* **WHAT THE TASK ASKS**
Could you copy all of the records below exactly as they appear?

▼

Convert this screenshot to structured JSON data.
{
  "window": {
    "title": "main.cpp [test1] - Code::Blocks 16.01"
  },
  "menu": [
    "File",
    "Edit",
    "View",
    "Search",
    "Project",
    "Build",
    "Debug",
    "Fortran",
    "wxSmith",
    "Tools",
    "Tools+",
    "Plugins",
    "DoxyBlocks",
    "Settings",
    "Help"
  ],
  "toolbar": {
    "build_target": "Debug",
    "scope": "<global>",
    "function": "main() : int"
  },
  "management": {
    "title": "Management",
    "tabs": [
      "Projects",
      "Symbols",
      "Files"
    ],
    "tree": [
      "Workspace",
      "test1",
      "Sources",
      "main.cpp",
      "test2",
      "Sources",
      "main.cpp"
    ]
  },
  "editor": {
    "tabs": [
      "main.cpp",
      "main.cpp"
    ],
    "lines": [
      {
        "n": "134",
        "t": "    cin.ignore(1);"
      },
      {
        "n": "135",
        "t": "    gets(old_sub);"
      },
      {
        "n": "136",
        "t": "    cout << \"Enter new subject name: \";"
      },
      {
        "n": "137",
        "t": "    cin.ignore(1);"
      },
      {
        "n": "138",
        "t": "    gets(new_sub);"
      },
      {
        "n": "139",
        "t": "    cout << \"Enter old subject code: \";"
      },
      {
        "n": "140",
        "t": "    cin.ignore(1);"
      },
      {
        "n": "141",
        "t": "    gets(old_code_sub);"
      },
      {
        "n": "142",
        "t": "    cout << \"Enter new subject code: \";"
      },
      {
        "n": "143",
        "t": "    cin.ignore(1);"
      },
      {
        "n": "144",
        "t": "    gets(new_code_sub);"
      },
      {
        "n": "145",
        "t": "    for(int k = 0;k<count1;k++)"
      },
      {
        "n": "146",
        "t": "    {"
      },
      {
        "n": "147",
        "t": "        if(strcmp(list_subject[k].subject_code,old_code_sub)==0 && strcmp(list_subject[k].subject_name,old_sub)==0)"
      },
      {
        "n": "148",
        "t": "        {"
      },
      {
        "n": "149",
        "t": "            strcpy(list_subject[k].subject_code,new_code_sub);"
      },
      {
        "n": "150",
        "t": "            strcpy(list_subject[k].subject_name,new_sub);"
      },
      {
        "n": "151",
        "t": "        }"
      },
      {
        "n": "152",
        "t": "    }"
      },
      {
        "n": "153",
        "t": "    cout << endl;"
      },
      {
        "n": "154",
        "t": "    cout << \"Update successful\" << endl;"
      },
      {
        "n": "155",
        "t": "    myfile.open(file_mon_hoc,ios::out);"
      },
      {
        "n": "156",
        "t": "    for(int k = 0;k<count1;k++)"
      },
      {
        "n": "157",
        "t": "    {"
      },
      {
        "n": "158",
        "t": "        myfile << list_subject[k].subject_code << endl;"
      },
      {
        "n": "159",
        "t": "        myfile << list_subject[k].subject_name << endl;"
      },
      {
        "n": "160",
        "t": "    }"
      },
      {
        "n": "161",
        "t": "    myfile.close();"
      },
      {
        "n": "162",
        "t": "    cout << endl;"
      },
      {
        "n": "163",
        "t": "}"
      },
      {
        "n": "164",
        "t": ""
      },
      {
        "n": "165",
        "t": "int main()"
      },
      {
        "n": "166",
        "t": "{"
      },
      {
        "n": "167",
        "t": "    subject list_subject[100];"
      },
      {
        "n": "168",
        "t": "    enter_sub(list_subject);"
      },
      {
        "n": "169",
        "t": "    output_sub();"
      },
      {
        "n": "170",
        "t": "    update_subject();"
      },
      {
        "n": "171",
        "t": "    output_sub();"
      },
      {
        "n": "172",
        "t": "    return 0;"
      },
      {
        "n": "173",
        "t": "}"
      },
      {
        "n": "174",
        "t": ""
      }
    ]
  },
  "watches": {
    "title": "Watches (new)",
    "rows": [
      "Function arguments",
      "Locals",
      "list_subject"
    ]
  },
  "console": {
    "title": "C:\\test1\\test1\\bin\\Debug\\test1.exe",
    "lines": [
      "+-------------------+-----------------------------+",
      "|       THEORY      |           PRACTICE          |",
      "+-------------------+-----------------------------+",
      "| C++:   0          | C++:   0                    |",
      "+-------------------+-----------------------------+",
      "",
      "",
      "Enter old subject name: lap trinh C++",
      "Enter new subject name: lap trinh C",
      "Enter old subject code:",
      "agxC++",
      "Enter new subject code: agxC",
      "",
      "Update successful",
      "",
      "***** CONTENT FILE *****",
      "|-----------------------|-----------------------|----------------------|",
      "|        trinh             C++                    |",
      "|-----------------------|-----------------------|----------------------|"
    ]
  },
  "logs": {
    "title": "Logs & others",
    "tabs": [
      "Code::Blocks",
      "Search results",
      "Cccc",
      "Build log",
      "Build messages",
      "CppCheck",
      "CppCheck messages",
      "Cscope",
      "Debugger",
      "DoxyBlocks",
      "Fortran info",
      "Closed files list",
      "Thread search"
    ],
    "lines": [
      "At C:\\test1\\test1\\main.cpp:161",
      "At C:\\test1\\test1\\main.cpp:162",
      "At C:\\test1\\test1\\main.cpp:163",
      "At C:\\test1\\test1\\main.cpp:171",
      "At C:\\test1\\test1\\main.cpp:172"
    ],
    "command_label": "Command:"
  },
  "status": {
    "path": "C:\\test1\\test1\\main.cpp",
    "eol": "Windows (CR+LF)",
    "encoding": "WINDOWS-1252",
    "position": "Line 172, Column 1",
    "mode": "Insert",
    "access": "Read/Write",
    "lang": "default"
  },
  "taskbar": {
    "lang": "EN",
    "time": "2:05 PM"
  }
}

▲

* **TASK OUTPUT**
Convert this screenshot to structured JSON data.
{
  "window": {
    "title": "main.cpp [test1] - Code::Blocks 16.01"
  },
  "menu": [
    "File",
    "Edit",
    "View",
    "Search",
    "Project",
    "Build",
    "Debug",
    "Fortran",
    "wxSmith",
    "Tools",
    "Tools+",
    "Plugins",
    "DoxyBlocks",
    "Settings",
    "Help"
  ],
  "toolbar": {
    "build_target": "Debug",
    "scope": "<global>",
    "function": "main() : int"
  },
  "management": {
    "title": "Management",
    "tabs": [
      "Projects",
      "Symbols",
      "Files"
    ],
    "tree": [
      "Workspace",
      "test1",
      "Sources",
      "main.cpp",
      "test2",
      "Sources",
      "main.cpp"
    ]
  },
  "editor": {
    "tabs": [
      "main.cpp",
      "main.cpp"
    ],
    "lines": [
      {
        "n": "134",
        "t": "    cin.ignore(1);"
      },
      {
        "n": "135",
        "t": "    gets(old_sub);"
      },
      {
        "n": "136",
        "t": "    cout << \"Enter new subject name: \";"
      },
      {
        "n": "137",
        "t": "    cin.ignore(1);"
      },
      {
        "n": "138",
        "t": "    gets(new_sub);"
      },
      {
        "n": "139",
        "t": "    cout << \"Enter old subject code: \";"
      },
      {
        "n": "140",
        "t": "    cin.ignore(1);"
      },
      {
        "n": "141",
        "t": "    gets(old_code_sub);"
      },
      {
        "n": "142",
        "t": "    cout << \"Enter new subject code: \";"
      },
      {
        "n": "143",
        "t": "    cin.ignore(1);"
      },
      {
        "n": "144",
        "t": "    gets(new_code_sub);"
      },
      {
        "n": "145",
        "t": "    for(int k = 0;k<count1;k++)"
      },
      {
        "n": "146",
        "t": "    {"
      },
      {
        "n": "147",
        "t": "        if(strcmp(list_subject[k].subject_code,old_code_sub)==0 && strcmp(list_subject[k].subject_name,old_sub)==0)"
      },
      {
        "n": "148",
        "t": "        {"
      },
      {
        "n": "149",
        "t": "            strcpy(list_subject[k].subject_code,new_code_sub);"
      },
      {
        "n": "150",
        "t": "            strcpy(list_subject[k].subject_name,new_sub);"
      },
      {
        "n": "151",
        "t": "        }"
      },
      {
        "n": "152",
        "t": "    }"
      },
      {
        "n": "153",
        "t": "    cout << endl;"
      },
      {
        "n": "154",
        "t": "    cout << \"Update successful\" << endl;"
      },
      {
        "n": "155",
        "t": "    myfile.open(file_mon_hoc,ios::out);"
      },
      {
        "n": "156",
        "t": "    for(int k = 0;k<count1;k++)"
      },
      {
        "n": "157",
        "t": "    {"
      },
      {
        "n": "158",
        "t": "        myfile << list_subject[k].subject_code << endl;"
      },
      {
        "n": "159",
        "t": "        myfile << list_subject[k].subject_name << endl;"
      },
      {
        "n": "160",
        "t": "    }"
      },
      {
        "n": "161",
        "t": "    myfile.close();"
      },
      {
        "n": "162",
        "t": "    cout << endl;"
      },
      {
        "n": "163",
        "t": "}"
      },
      {
        "n": "164",
        "t": ""
      },
      {
        "n": "165",
        "t": "int main()"
      },
      {
        "n": "166",
        "t": "{"
      },
      {
        "n": "167",
        "t": "    subject list_subject[100];"
      },
      {
        "n": "168",
        "t": "    enter_sub(list_subject);"
      },
      {
        "n": "169",
        "t": "    output_sub();"
      },
      {
        "n": "170",
        "t": "    update_subject();"
      },
      {
        "n": "171",
        "t": "    output_sub();"
      },
      {
        "n": "172",
        "t": "    return 0;"
      },
      {
        "n": "173",
        "t": "}"
      },
      {
        "n": "174",
        "t": ""
      }
    ]
  },
  "watches": {
    "title": "Watches (new)",
    "rows": [
      "Function arguments",
      "Locals",
      "list_subject"
    ]
  },
  "console": {
    "title": "C:\\test1\\test1\\bin\\Debug\\test1.exe",
    "lines": [
      "+-------------------+-----------------------------+",
      "|       THEORY      |           PRACTICE          |",
      "+-------------------+-----------------------------+",
      "| C++:   0          | C++:   0                    |",
      "+-------------------+-----------------------------+",
      "",
      "",
      "Enter old subject name: lap trinh C++",
      "Enter new subject name: lap trinh C",
      "Enter old subject code:",
      "agxC++",
      "Enter new subject code: agxC",
      "",
      "Update successful",
      "",
      "***** CONTENT FILE *****",
      "|-----------------------|-----------------------|----------------------|",
      "|        trinh             C++                    |",
      "|-----------------------|-----------------------|----------------------|"
    ]
  },
  "logs": {
    "title": "Logs & others",
    "tabs": [
      "Code::Blocks",
      "Search results",
      "Cccc",
      "Build log",
      "Build messages",
      "CppCheck",
      "CppCheck messages",
      "Cscope",
      "Debugger",
      "DoxyBlocks",
      "Fortran info",
      "Closed files list",
      "Thread search"
    ],
    "lines": [
      "At C:\\test1\\test1\\main.cpp:161",
      "At C:\\test1\\test1\\main.cpp:162",
      "At C:\\test1\\test1\\main.cpp:163",
      "At C:\\test1\\test1\\main.cpp:171",
      "At C:\\test1\\test1\\main.cpp:172"
    ],
    "command_label": "Command:"
  },
  "status": {
    "path": "C:\\test1\\test1\\main.cpp",
    "eol": "Windows (CR+LF)",
    "encoding": "WINDOWS-1252",
    "position": "Line 172, Column 1",
    "mode": "Insert",
    "access": "Read/Write",
    "lang": "default"
  },
  "taskbar": {
    "lang": "EN",
    "time": "2:05 PM"
  }
}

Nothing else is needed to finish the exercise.